Bob Luman

I guess you would call this artist a One-Hit guy, but I have always enjoyed his music.  He started as a Rock and Roller, but then they called it Rockabilly.  Unfortunately his life did not last that long as he would leave us at the age of 41…

Bob Luman


Here are some great video’s from the Town Hall Party 1958:

[Yikes! I notice the guitar solos in this are almost identical to the guitar solo in Bill Haley’s Rock Around The Clock! – RS]



Look at the Guitar player – it is the Great James Burton:



1.  Let’s Think About Living/ Warner 5172/ September 1960/ #7 

Here are a couple of Bob Luman Songs that I enjoy.

2.  I Got a Woman 3.  Mystery Train


Bob Luman (Robert Glynn Luman, 15 April 1937 – December 27, 1978) was an American country and rockabilly singer born in Blackjack, Texas, a church community south of Tyler in Smith County, Texas.

Bob first gained regional success following Elvis’ departure as a regular from “The Louisiana Hayride” in 1956. His “Red Cadillac and a Black Moustache” did quite well, receiving good radio play in the South. The girls at The Hayride screamed like they had for Elvis!

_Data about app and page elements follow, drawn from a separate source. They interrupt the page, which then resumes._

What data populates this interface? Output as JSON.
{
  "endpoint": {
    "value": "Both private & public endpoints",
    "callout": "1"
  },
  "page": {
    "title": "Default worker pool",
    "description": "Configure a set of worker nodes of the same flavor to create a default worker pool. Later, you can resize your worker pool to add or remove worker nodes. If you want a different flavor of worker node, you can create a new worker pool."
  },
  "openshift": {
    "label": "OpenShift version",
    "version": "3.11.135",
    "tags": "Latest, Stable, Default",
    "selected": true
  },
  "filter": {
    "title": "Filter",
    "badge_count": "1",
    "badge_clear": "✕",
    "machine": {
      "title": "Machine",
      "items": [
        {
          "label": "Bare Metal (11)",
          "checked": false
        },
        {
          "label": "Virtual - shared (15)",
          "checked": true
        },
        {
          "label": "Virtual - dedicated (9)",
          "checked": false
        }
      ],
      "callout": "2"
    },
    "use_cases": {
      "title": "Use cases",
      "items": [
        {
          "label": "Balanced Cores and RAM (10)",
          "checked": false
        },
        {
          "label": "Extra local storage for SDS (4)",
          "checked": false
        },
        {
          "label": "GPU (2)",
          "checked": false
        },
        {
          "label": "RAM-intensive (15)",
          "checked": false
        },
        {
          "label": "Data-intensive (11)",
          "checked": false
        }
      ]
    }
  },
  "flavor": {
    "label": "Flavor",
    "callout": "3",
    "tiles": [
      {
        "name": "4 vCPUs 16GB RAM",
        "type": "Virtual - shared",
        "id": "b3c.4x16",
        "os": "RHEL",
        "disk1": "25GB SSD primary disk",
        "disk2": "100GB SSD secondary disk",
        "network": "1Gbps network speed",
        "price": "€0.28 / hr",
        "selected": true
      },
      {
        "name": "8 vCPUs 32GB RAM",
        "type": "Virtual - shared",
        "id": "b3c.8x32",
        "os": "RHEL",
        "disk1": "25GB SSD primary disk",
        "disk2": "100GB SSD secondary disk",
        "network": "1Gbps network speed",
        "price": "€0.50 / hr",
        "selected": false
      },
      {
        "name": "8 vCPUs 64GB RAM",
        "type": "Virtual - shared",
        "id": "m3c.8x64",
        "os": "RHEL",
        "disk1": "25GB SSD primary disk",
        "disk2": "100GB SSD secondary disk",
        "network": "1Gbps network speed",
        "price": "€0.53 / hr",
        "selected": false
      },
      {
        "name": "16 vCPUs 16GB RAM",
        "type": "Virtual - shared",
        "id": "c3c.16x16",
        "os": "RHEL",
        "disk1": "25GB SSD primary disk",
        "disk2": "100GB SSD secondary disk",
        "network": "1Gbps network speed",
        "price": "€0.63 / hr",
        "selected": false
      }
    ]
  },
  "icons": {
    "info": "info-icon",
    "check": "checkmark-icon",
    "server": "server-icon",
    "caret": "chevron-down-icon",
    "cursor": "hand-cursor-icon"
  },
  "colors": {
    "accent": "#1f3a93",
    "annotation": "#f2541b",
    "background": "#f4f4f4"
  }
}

The smooth baritone was best-known in non-country circles for his crossover hit, “Let’s Think About Living,” a novelty song that hit #7 on the Billboard Hot 100 chart and #9 on the Billboard country chart in 1960. The Everly Brothers backed Luman on this recording with their distinct acoustic guitar playing!

Luman was, however, well-known in the country music world. His 1972 hit, “Lonely Women Make Good Lovers,” became his biggest country hit, hitting #4 on the country chart. (Steve Wariner, who had earlier been a member of Luman’s band, later covered the song in the 1984, and he, too, took it to #4 on the country charts.)

Luman’s other country hits included “Ain’t Got Time To Be Unhappy” (1968),  “When You Say Love” (1972),  “Neither One Of Us (Wants To Be The First To Say Goodbye)” (1973),  “Still Loving You” (1974),  “Proud Of You Baby” (1975),  and “The Pay Phone” (1977).

Luman died of pneumonia in 1978, at the age of 41.